Doubts on the country’s ability to pay its dues have been pushing Irish bond yields to record highs for the past couple of days. 10-year Irish bond yields soared above 8.7%, and its spread with the “relatively safe” German bunds widened to as much as 6.19%!

Of course, it also doesn’t help that Ireland’s government is in a sticky situation. Rumor has it that Prime Minister Brian Cowen’s coalition is walking on eggshells right now with its narrow lead as majority in the Parliament. Hmm, was this the reason why bond yields kept rising even after the government announced a package of 15 billion EUR in austerity measures last October 26?

If parliament fails to implement its austerity measures on time, then we might just see the Irish bond yields continue to rise in the markets. This would increase the government’s already swelled budget deficit, and restart another vicious debt-cycle that would have EU, IMF, and Irish officials discussing another bailout request!


Last Tuesday, Greece enjoyed/suffered (depending on how you look at it) the same fate as Portugal on its bond auction.

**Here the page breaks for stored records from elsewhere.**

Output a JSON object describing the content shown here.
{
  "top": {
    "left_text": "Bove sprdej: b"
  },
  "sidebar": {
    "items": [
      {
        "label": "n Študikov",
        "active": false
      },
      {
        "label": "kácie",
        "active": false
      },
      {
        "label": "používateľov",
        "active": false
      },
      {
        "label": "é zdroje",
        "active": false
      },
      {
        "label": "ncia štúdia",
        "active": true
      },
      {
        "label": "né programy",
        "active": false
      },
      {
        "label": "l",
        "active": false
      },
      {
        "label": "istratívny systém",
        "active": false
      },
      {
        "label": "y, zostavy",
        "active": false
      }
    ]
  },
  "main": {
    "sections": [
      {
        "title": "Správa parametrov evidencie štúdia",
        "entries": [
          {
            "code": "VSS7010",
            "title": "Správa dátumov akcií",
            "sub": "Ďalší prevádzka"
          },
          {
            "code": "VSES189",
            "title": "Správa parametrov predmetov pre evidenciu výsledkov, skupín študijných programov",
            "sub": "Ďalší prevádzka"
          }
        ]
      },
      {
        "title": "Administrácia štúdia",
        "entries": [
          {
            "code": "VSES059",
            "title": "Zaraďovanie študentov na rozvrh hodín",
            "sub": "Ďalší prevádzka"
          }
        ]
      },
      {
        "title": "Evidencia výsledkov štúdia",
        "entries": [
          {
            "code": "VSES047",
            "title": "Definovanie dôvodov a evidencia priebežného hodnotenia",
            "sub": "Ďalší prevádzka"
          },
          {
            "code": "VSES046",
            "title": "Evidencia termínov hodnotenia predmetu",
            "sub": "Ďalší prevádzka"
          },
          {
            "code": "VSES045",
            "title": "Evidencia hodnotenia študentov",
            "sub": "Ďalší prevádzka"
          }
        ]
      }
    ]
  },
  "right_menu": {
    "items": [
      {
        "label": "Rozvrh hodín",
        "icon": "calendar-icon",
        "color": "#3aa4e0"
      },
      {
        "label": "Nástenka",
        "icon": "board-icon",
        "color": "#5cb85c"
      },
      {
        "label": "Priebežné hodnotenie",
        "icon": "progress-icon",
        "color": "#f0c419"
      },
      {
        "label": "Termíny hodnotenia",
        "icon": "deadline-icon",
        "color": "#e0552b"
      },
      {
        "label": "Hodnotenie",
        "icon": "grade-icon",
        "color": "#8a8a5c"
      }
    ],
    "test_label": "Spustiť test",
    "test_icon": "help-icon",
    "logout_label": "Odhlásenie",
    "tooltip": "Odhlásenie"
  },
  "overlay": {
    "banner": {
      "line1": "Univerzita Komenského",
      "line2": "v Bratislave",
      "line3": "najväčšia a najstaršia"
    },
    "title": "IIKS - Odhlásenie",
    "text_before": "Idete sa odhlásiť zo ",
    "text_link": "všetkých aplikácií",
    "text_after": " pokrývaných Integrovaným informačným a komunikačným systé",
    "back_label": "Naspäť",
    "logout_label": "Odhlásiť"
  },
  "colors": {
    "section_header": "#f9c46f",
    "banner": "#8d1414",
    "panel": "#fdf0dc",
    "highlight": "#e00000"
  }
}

The Greek debt agency accepted the bid of 4.82% yield for 26-week Treasury bills in order to raise 36 million EUR, which was higher than what it settled for back in October at 4.54%. But I guess beggars can’t be choosers, eh?

Some naysayers think that Greece is lucky enough to have gotten as much moolah despite the political uncertainty brought about by Sunday’s municipal elections. The auction did little help to narrow spreads though. At the end day, the spread between 10-year Greek bonds and German bunds was up 26-basis points to 11.71%.


Lastly, let’s take a look at our amigos over at Spain.

Investors are concerned as to whether Spain can make good on its blood promise to repay its debt. Yield spreads between Spanish and German 10-year bonds are now at 4.50%, after sitting at just over 4.0% a month ago.

Remember, widening yield spreads signal hesitancy from traders on purchasing bonds. The bigger the spread, the more likely traders believe that the government may just default on its debt.

As spreads rise, more investors will worry that Spain will have difficulty in raising funds in the near future. And trust me, the sheer size of Spain’s funding requirements is something that should not be ignored. According to my market spies, Spain’s funding requirements are TRIPLE that of Ireland and Portugal combined, at a massive 350 billion EUR.

If Spain has problems raising funding, where will it get the money that it so desperately needs? That’s right – straight out of the emergency fund that the EU and IMF have put aside.

So as you can see, things are looking a little muddy right now for PIGS (Okay, that was a bad joke). Interestingly enough, it was just about this time last year when Greece’s problems first propped into the market. If these countries continue to show more fiscal problems in the near future, could we see the euro tumbled down the charts yet again?